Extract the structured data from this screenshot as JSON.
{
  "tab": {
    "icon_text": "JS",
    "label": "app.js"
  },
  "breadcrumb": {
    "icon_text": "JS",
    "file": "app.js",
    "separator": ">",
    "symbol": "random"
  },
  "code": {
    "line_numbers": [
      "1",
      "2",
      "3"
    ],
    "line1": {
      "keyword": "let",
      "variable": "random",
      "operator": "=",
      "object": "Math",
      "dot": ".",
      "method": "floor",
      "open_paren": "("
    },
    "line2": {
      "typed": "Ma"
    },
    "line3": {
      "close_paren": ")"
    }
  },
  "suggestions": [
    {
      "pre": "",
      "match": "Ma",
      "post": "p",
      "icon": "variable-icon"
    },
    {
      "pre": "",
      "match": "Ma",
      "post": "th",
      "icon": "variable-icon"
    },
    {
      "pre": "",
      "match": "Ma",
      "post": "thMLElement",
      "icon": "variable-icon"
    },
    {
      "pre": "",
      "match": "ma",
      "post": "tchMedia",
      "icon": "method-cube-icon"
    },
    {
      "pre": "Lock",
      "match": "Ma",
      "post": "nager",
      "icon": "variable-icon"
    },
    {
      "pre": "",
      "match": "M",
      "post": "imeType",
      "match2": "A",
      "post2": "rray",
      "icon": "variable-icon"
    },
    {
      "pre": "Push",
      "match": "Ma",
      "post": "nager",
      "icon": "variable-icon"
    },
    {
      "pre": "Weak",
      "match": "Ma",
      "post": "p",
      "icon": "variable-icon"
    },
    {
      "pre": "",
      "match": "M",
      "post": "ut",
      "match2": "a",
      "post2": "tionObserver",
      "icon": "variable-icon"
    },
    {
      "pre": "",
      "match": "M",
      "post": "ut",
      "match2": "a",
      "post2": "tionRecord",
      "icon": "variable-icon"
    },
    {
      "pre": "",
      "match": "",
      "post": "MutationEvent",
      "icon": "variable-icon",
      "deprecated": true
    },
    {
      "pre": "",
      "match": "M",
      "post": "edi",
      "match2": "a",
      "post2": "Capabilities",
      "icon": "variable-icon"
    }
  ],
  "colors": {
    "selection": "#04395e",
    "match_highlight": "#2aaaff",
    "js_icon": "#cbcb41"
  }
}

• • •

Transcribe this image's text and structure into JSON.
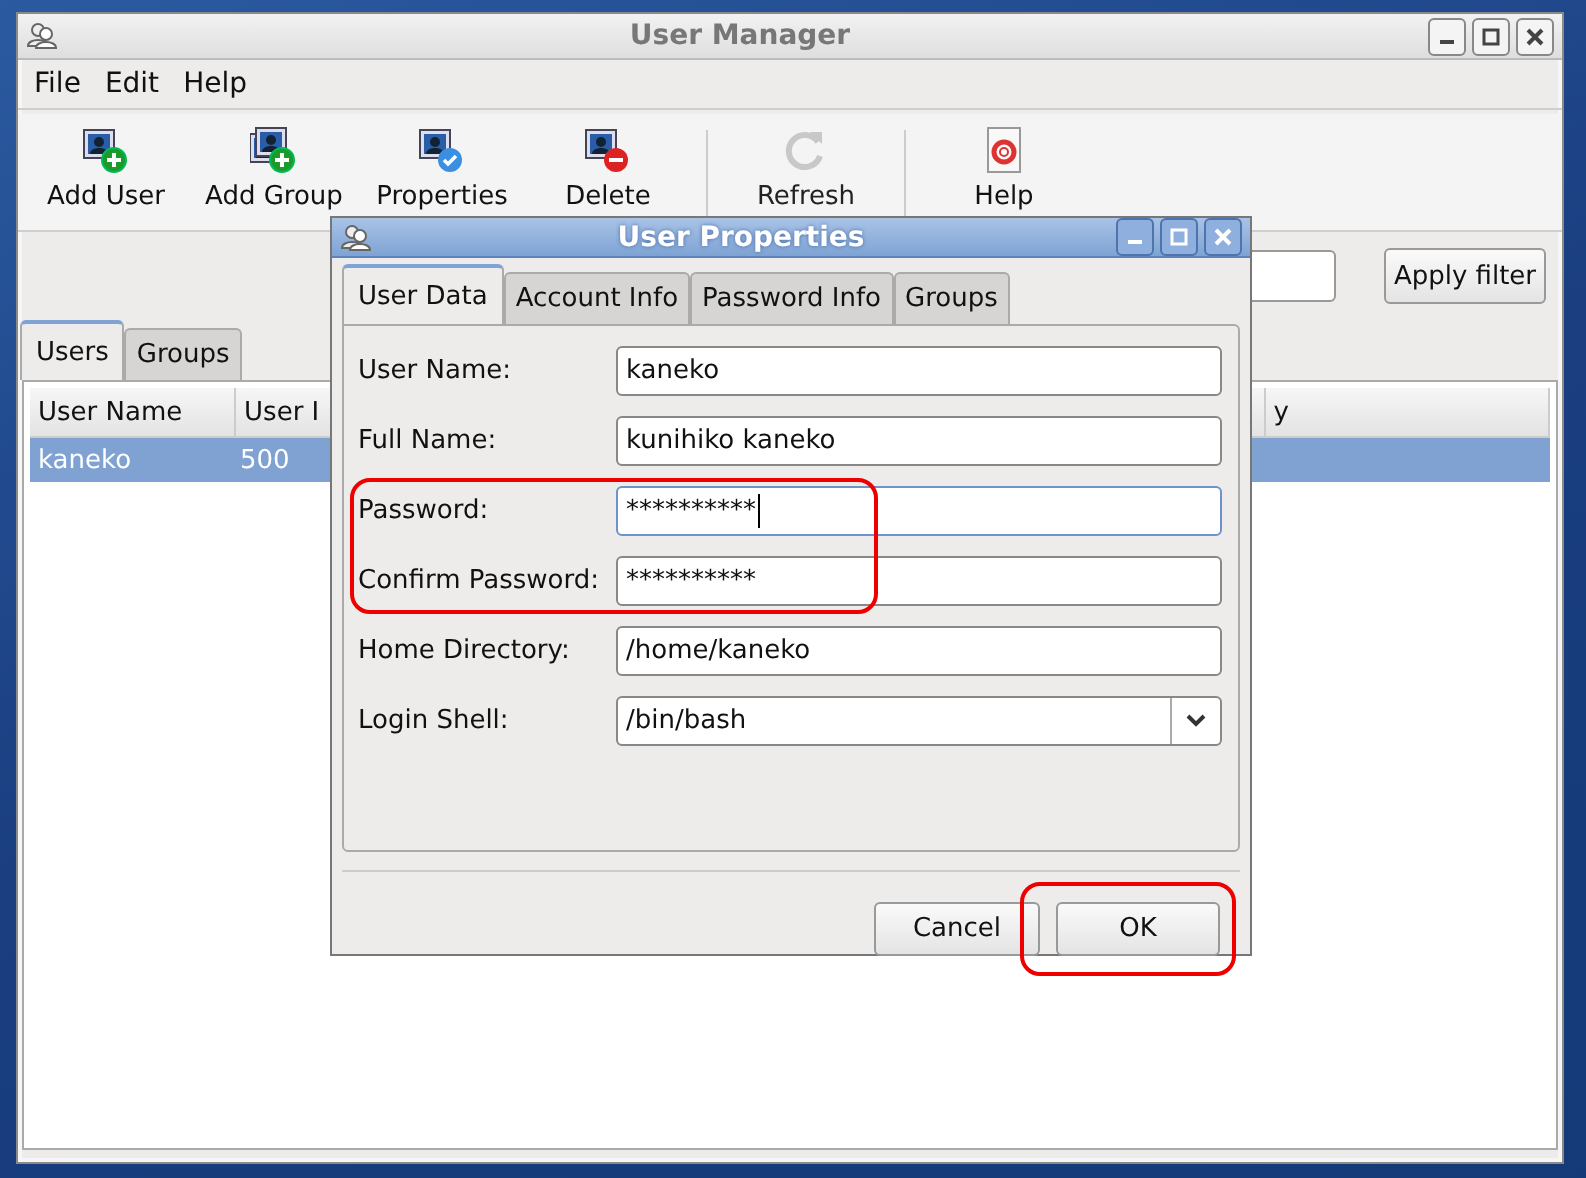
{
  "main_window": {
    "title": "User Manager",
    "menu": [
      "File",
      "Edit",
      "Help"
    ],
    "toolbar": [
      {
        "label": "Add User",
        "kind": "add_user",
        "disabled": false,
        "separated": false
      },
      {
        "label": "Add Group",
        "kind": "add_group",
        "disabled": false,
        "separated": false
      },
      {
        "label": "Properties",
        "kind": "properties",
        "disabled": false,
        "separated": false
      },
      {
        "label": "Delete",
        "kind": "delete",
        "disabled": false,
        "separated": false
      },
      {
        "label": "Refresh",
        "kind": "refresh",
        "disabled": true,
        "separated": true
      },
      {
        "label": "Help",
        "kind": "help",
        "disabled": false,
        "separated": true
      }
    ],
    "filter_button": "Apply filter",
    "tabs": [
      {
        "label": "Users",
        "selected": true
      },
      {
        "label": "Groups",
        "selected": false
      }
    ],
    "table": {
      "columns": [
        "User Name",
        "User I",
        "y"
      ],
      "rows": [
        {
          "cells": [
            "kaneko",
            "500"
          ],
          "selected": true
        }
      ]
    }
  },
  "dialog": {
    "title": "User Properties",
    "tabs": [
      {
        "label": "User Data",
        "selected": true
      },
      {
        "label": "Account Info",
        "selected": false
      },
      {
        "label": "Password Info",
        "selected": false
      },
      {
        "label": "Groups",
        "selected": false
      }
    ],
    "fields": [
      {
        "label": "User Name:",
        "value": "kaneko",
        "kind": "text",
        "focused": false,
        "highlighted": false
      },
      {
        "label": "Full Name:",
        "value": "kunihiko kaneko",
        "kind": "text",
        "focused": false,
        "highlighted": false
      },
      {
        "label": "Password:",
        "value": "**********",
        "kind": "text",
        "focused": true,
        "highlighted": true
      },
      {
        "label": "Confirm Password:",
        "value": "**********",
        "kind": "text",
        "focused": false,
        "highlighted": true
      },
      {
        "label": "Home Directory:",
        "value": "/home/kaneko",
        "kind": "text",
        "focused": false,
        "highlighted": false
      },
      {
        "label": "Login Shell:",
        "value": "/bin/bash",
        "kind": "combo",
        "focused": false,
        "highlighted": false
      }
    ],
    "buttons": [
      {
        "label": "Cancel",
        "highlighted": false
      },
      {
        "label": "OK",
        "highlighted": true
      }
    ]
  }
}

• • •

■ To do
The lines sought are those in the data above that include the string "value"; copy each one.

■ Exercise response
        "value": "kaneko",
        "value": "kunihiko kaneko",
        "value": "**********",
        "value": "**********",
        "value": "/home/kaneko",
        "value": "/bin/bash",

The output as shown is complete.